*** Opening of Material provided ***

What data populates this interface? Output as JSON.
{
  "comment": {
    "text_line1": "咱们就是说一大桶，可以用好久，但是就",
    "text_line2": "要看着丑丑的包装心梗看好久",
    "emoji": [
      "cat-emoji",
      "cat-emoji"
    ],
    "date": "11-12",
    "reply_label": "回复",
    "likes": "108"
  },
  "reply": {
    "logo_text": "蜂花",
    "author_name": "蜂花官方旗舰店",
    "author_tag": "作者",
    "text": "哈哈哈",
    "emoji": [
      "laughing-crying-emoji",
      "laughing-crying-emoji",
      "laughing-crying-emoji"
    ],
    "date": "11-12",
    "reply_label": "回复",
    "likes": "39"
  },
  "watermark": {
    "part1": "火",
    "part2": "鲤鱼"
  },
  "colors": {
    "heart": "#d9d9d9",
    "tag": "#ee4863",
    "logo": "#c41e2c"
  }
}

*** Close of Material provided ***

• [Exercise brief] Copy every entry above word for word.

• [Result below]
What data populates this interface? Output as JSON.
{
  "comment": {
    "text_line1": "咱们就是说一大桶，可以用好久，但是就",
    "text_line2": "要看着丑丑的包装心梗看好久",
    "emoji": [
      "cat-emoji",
      "cat-emoji"
    ],
    "date": "11-12",
    "reply_label": "回复",
    "likes": "108"
  },
  "reply": {
    "logo_text": "蜂花",
    "author_name": "蜂花官方旗舰店",
    "author_tag": "作者",
    "text": "哈哈哈",
    "emoji": [
      "laughing-crying-emoji",
      "laughing-crying-emoji",
      "laughing-crying-emoji"
    ],
    "date": "11-12",
    "reply_label": "回复",
    "likes": "39"
  },
  "watermark": {
    "part1": "火",
    "part2": "鲤鱼"
  },
  "colors": {
    "heart": "#d9d9d9",
    "tag": "#ee4863",
    "logo": "#c41e2c"
  }
}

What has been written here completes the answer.